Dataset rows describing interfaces
+++

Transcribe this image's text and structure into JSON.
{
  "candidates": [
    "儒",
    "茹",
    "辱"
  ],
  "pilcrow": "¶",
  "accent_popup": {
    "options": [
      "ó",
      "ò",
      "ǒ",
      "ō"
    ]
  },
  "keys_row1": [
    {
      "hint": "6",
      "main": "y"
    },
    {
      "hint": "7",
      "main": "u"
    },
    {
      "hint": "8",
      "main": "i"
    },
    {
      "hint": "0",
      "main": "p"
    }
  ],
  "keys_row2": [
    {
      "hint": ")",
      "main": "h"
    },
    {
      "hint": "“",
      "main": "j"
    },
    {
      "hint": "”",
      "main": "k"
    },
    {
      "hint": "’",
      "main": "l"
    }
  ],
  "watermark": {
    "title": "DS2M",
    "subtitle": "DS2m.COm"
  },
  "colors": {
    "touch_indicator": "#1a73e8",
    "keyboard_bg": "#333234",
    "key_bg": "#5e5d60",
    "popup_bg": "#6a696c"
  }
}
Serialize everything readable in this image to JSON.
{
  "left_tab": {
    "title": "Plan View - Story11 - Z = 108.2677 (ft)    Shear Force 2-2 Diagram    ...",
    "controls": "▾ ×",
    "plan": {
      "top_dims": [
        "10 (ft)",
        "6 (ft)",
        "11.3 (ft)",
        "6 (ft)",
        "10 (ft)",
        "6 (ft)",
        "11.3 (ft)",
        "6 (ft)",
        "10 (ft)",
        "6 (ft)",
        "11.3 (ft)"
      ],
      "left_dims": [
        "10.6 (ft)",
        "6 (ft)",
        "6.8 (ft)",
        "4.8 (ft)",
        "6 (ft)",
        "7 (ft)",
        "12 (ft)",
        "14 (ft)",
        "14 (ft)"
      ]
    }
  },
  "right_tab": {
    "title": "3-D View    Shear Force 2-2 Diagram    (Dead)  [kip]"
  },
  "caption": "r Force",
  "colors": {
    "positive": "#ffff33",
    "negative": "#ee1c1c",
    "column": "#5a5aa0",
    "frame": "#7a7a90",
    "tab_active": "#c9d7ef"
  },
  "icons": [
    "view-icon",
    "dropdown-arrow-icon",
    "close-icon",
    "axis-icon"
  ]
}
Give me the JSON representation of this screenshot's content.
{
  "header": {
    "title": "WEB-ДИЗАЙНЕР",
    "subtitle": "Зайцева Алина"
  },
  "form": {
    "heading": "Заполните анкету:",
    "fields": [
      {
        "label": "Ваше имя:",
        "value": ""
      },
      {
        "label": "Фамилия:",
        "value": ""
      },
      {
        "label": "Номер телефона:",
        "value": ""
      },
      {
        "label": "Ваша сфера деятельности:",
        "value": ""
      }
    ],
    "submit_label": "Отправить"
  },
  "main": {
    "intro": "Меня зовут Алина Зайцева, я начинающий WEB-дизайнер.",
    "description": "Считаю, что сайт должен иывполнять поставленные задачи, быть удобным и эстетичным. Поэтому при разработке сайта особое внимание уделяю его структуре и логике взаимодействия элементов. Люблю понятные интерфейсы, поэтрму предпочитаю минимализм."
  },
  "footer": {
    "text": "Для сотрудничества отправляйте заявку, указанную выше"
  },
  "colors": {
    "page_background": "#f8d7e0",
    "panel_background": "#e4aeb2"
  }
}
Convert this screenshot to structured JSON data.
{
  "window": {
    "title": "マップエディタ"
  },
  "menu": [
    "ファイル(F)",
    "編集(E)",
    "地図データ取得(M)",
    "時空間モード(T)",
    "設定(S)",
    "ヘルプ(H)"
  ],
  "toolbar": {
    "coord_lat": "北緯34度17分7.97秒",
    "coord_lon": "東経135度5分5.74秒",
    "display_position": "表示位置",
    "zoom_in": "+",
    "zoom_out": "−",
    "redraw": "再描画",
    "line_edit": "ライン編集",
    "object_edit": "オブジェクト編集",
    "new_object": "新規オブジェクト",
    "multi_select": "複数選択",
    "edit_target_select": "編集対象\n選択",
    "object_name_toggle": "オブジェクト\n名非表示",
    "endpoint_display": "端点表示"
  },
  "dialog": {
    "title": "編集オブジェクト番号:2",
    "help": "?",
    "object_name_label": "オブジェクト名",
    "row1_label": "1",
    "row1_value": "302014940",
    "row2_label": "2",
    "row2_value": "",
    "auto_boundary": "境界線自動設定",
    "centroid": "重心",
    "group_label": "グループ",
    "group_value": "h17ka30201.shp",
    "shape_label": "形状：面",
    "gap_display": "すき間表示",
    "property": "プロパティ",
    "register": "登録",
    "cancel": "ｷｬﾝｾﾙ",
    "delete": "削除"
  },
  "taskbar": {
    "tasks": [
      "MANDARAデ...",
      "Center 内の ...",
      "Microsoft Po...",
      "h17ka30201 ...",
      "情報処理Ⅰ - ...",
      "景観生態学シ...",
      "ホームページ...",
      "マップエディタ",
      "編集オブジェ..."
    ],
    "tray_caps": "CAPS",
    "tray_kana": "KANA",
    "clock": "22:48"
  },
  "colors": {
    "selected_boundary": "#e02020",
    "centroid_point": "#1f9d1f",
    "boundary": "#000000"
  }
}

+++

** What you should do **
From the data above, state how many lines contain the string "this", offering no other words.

** Response to the task **
4